Foot pilgrimage to Kataragama begins | Sunday Observer

Foot pilgrimage to Kataragama begins

18 June, 2023

The well-established infrastructure of contemporary society, including transportation, is readily evident. Travelling to the sacred Kataragama Kovil is made convenient through the utilisation of highways and comfortable air-conditioned vehicles.

In spite of the availability of convenient transportation options, it is remarkable to observe the dedication of worshippers as they make their way to the revered Kataragama Kovil, overcoming various obstacles and traversing arduous routes during the Esala festival in Kataragama. The Kataragama Esala Festival is scheduled to start tomorow, June 19, 2023.

This festival is a symbol of the marriage between the goddess Walli and god Kataragama and this festival is capable of delineating the religious harmony in Sri Lanka.

At present, Hindus, Buddhists, Muslims and even foreign devotees from the North and the East have started their pilgrimage to participate in the sacred Kataragama procession.

The devotees who come from Mannar, Trincomalee and Ampara started their sacred foot pilgrimage in the name of the God Kataragama on May 5. They safely arrived at the Kataragama Kovil which is located in ‘Okada’ and received the blessings of the god . They are hoping to come to the main Kataragama Kovil by passing difficult roads that lie through the Yala National Park.

Ancient roots

This foot pilgrimage has ancient roots. It is also assumed that God Kataragama also used the same path on his journey to meet the goddess Walli. Accordingly, this pilgrimage has its connection to the life of the god Kataragama. It is also notable to focus on how any of the devotees don’t get victimised by any of the wild animals in the Yala National Park.

The powerful chant of Haro Hara serves as their protective shield, warding off any potential danger lurking in the surroundings. These devotees usually rest on the way and share their food within the group. It can be perceived as a shared, communal experience. One of the most popular food item among these devotees is ‘precooked Habala Pethi; a good energiser for the body.

In addition, they are nourished by an abundance of natural fruits such as woodapple, Palu, Weera, and various edible green leaves.


However, it is evident that there’s a transformation in some of these natural practices impacted by the human donations they receive on the way. And there are concerns over the purity of these food items mixed with meat and eggs.

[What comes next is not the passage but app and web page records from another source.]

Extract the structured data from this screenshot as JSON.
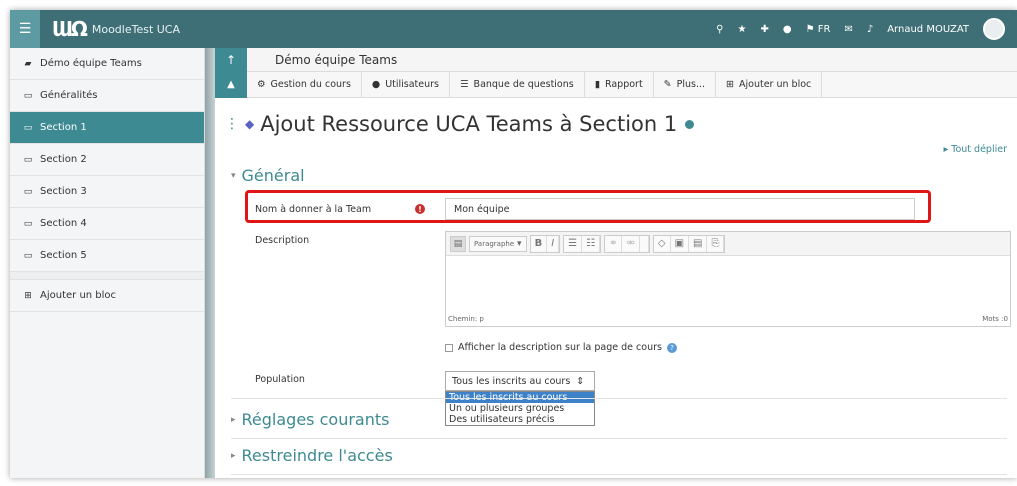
{
  "navbar": {
    "site_name": "MoodleTest UCA",
    "lang": "FR",
    "user_name": "Arnaud MOUZAT",
    "accent": "#3e6f76"
  },
  "drawer": {
    "items": [
      {
        "label": "Démo équipe Teams",
        "icon": "graduation-cap-icon",
        "active": false
      },
      {
        "label": "Généralités",
        "icon": "folder-icon",
        "active": false
      },
      {
        "label": "Section 1",
        "icon": "folder-icon",
        "active": true
      },
      {
        "label": "Section 2",
        "icon": "folder-icon",
        "active": false
      },
      {
        "label": "Section 3",
        "icon": "folder-icon",
        "active": false
      },
      {
        "label": "Section 4",
        "icon": "folder-icon",
        "active": false
      },
      {
        "label": "Section 5",
        "icon": "folder-icon",
        "active": false
      }
    ],
    "add_block": "Ajouter un bloc"
  },
  "course_bar": {
    "title": "Démo équipe Teams"
  },
  "toolbar": {
    "items": [
      "Gestion du cours",
      "Utilisateurs",
      "Banque de questions",
      "Rapport",
      "Plus...",
      "Ajouter un bloc"
    ]
  },
  "page": {
    "title": "Ajout Ressource UCA Teams à Section 1",
    "expand_all": "▸ Tout déplier"
  },
  "general": {
    "heading": "Général",
    "team_name_label": "Nom à donner à la Team",
    "team_name_value": "Mon équipe",
    "description_label": "Description",
    "editor_paragraph": "Paragraphe",
    "editor_path": "Chemin: p",
    "editor_words": "Mots :0",
    "show_description": "Afficher la description sur la page de cours",
    "population_label": "Population",
    "population_selected": "Tous les inscrits au cours",
    "population_options": [
      "Tous les inscrits au cours",
      "Un ou plusieurs groupes",
      "Des utilisateurs précis"
    ]
  },
  "sections": {
    "common": "Réglages courants",
    "restrict": "Restreindre l'accès"
  }
}
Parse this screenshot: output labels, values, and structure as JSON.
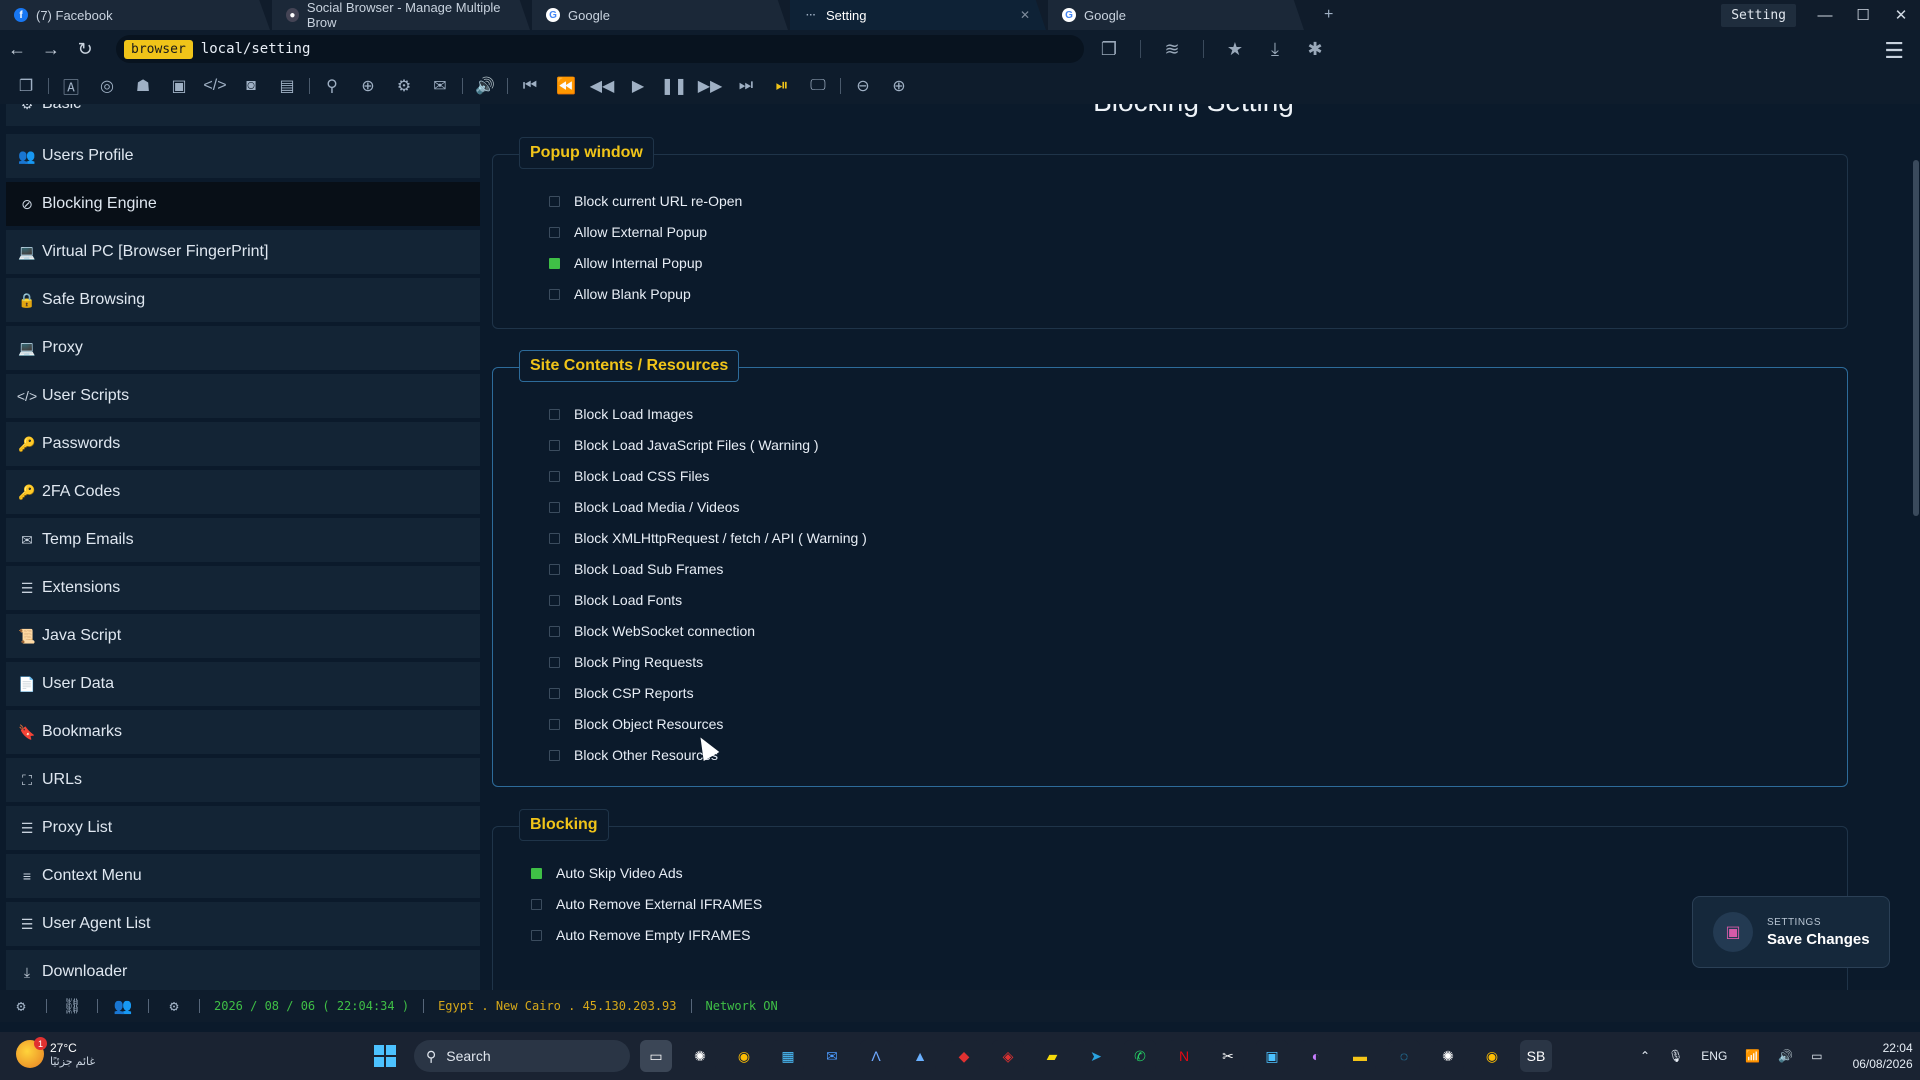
{
  "tabs": [
    {
      "title": "(7) Facebook",
      "icon": "facebook-icon",
      "active": false
    },
    {
      "title": "Social Browser - Manage Multiple Brow",
      "icon": "social-browser-icon",
      "active": false
    },
    {
      "title": "Google",
      "icon": "google-icon",
      "active": false
    },
    {
      "title": "Setting",
      "icon": "loading-dots-icon",
      "active": true
    },
    {
      "title": "Google",
      "icon": "google-icon",
      "active": false
    }
  ],
  "window": {
    "title": "Setting"
  },
  "address": {
    "tag": "browser",
    "url": "local/setting"
  },
  "sidebar": {
    "items": [
      {
        "label": "Basic",
        "icon": "gear-icon"
      },
      {
        "label": "Users Profile",
        "icon": "users-icon"
      },
      {
        "label": "Blocking Engine",
        "icon": "ban-icon"
      },
      {
        "label": "Virtual PC [Browser FingerPrint]",
        "icon": "laptop-icon"
      },
      {
        "label": "Safe Browsing",
        "icon": "lock-icon"
      },
      {
        "label": "Proxy",
        "icon": "laptop-icon"
      },
      {
        "label": "User Scripts",
        "icon": "code-icon"
      },
      {
        "label": "Passwords",
        "icon": "key-icon"
      },
      {
        "label": "2FA Codes",
        "icon": "key-icon"
      },
      {
        "label": "Temp Emails",
        "icon": "envelope-icon"
      },
      {
        "label": "Extensions",
        "icon": "list-icon"
      },
      {
        "label": "Java Script",
        "icon": "scroll-icon"
      },
      {
        "label": "User Data",
        "icon": "file-icon"
      },
      {
        "label": "Bookmarks",
        "icon": "bookmark-icon"
      },
      {
        "label": "URLs",
        "icon": "sitemap-icon"
      },
      {
        "label": "Proxy List",
        "icon": "list-icon"
      },
      {
        "label": "Context Menu",
        "icon": "menu-icon"
      },
      {
        "label": "User Agent List",
        "icon": "list-icon"
      },
      {
        "label": "Downloader",
        "icon": "download-icon"
      }
    ]
  },
  "main": {
    "page_title": "Blocking Setting",
    "groups": [
      {
        "label": "Popup window",
        "options": [
          {
            "label": "Block current URL re-Open",
            "checked": false
          },
          {
            "label": "Allow External Popup",
            "checked": false
          },
          {
            "label": "Allow Internal Popup",
            "checked": true
          },
          {
            "label": "Allow Blank Popup",
            "checked": false
          }
        ]
      },
      {
        "label": "Site Contents / Resources",
        "options": [
          {
            "label": "Block Load Images",
            "checked": false
          },
          {
            "label": "Block Load JavaScript Files ( Warning )",
            "checked": false
          },
          {
            "label": "Block Load CSS Files",
            "checked": false
          },
          {
            "label": "Block Load Media / Videos",
            "checked": false
          },
          {
            "label": "Block XMLHttpRequest / fetch / API ( Warning )",
            "checked": false
          },
          {
            "label": "Block Load Sub Frames",
            "checked": false
          },
          {
            "label": "Block Load Fonts",
            "checked": false
          },
          {
            "label": "Block WebSocket connection",
            "checked": false
          },
          {
            "label": "Block Ping Requests",
            "checked": false
          },
          {
            "label": "Block CSP Reports",
            "checked": false
          },
          {
            "label": "Block Object Resources",
            "checked": false
          },
          {
            "label": "Block Other Resources",
            "checked": false
          }
        ]
      },
      {
        "label": "Blocking",
        "options": [
          {
            "label": "Auto Skip Video Ads",
            "checked": true
          },
          {
            "label": "Auto Remove External IFRAMES",
            "checked": false
          },
          {
            "label": "Auto Remove Empty IFRAMES",
            "checked": false
          }
        ]
      }
    ]
  },
  "toast": {
    "small": "SETTINGS",
    "big": "Save Changes"
  },
  "statusbar": {
    "datetime": "2026 / 08 / 06 ( 22:04:34 )",
    "location": "Egypt . New Cairo . 45.130.203.93",
    "network": "Network ON"
  },
  "taskbar": {
    "weather_temp": "27°C",
    "weather_cond": "غائم جزئيًا",
    "weather_badge": "1",
    "search_placeholder": "Search",
    "lang": "ENG",
    "time": "22:04",
    "date": "06/08/2026"
  }
}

The Esala Festival, characterised by the traditional water cutting ceremony, concludes with devotees returning to their villages from the revered Kataragama Kovil, carrying sacred water collected from the Manik River.